### [Task instructions]
An exact repetition of the data is required; no picture should appear in it.

### [Data for review]
▼▼▼

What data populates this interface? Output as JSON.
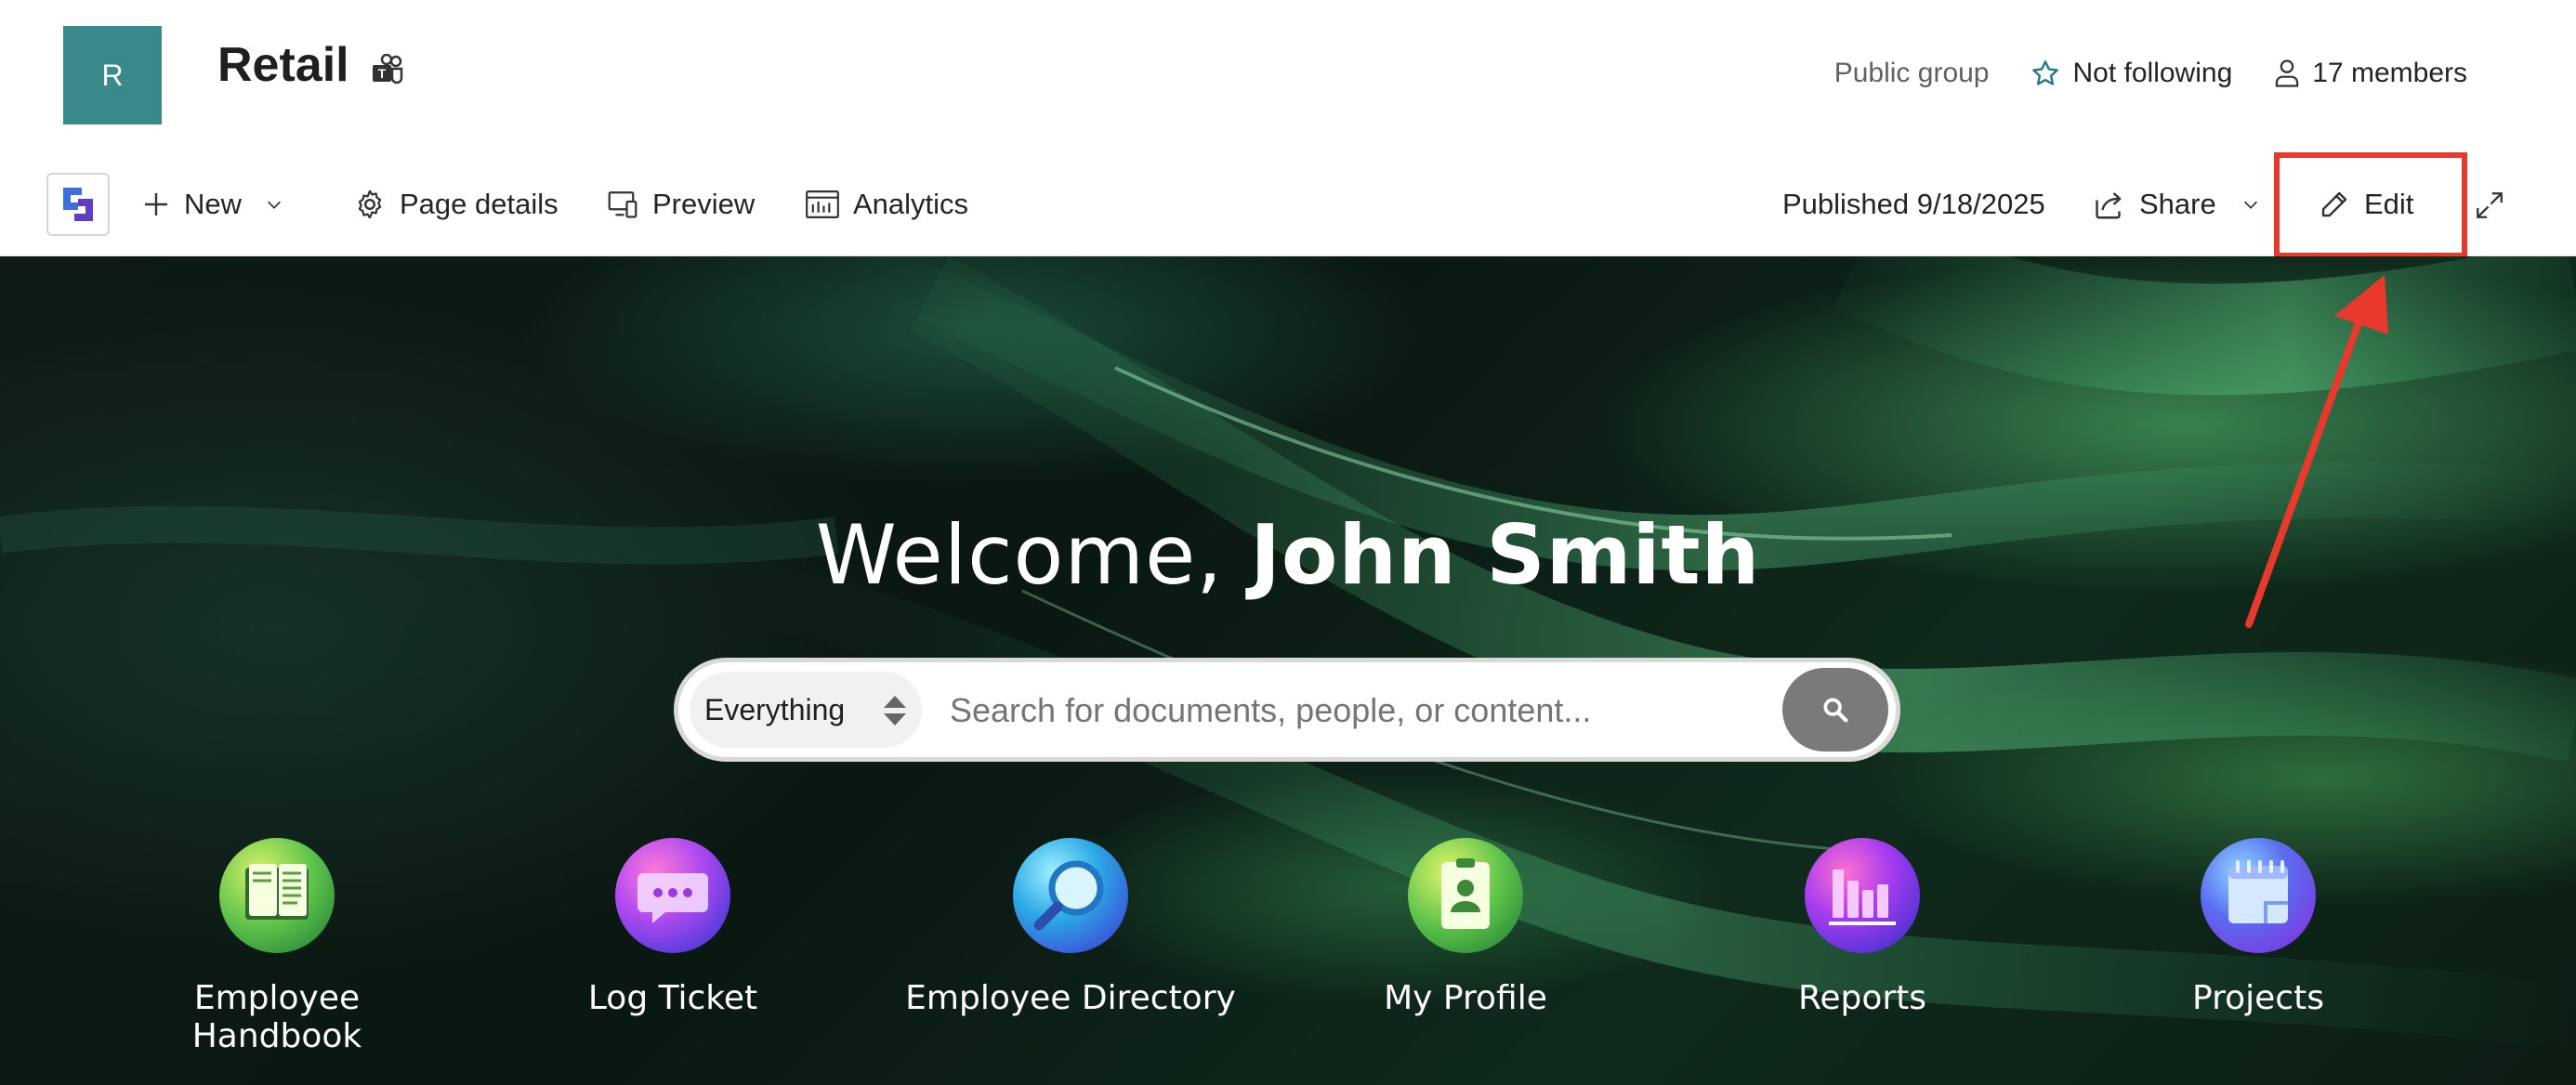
{
  "site": {
    "logo_letter": "R",
    "title": "Retail",
    "privacy": "Public group",
    "follow_label": "Not following",
    "members_label": "17 members"
  },
  "command_bar": {
    "new_label": "New",
    "page_details_label": "Page details",
    "preview_label": "Preview",
    "analytics_label": "Analytics",
    "published_label": "Published 9/18/2025",
    "share_label": "Share",
    "edit_label": "Edit"
  },
  "hero": {
    "welcome_prefix": "Welcome, ",
    "user_name": "John Smith",
    "search": {
      "scope": "Everything",
      "placeholder": "Search for documents, people, or content..."
    },
    "quick_links": [
      {
        "label": "Employee Handbook",
        "icon": "book-icon"
      },
      {
        "label": "Log Ticket",
        "icon": "chat-bubble-icon"
      },
      {
        "label": "Employee Directory",
        "icon": "magnifier-icon"
      },
      {
        "label": "My Profile",
        "icon": "id-badge-icon"
      },
      {
        "label": "Reports",
        "icon": "bar-chart-icon"
      },
      {
        "label": "Projects",
        "icon": "notepad-icon"
      }
    ]
  },
  "colors": {
    "logo_bg": "#3a8a8c",
    "annotation": "#e8392c",
    "hero_dark": "#0a1712",
    "hero_green": "#5ac878"
  }
}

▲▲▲

### [Answer area]
What data populates this interface? Output as JSON.
{
  "site": {
    "logo_letter": "R",
    "title": "Retail",
    "privacy": "Public group",
    "follow_label": "Not following",
    "members_label": "17 members"
  },
  "command_bar": {
    "new_label": "New",
    "page_details_label": "Page details",
    "preview_label": "Preview",
    "analytics_label": "Analytics",
    "published_label": "Published 9/18/2025",
    "share_label": "Share",
    "edit_label": "Edit"
  },
  "hero": {
    "welcome_prefix": "Welcome, ",
    "user_name": "John Smith",
    "search": {
      "scope": "Everything",
      "placeholder": "Search for documents, people, or content..."
    },
    "quick_links": [
      {
        "label": "Employee Handbook",
        "icon": "book-icon"
      },
      {
        "label": "Log Ticket",
        "icon": "chat-bubble-icon"
      },
      {
        "label": "Employee Directory",
        "icon": "magnifier-icon"
      },
      {
        "label": "My Profile",
        "icon": "id-badge-icon"
      },
      {
        "label": "Reports",
        "icon": "bar-chart-icon"
      },
      {
        "label": "Projects",
        "icon": "notepad-icon"
      }
    ]
  },
  "colors": {
    "logo_bg": "#3a8a8c",
    "annotation": "#e8392c",
    "hero_dark": "#0a1712",
    "hero_green": "#5ac878"
  }
}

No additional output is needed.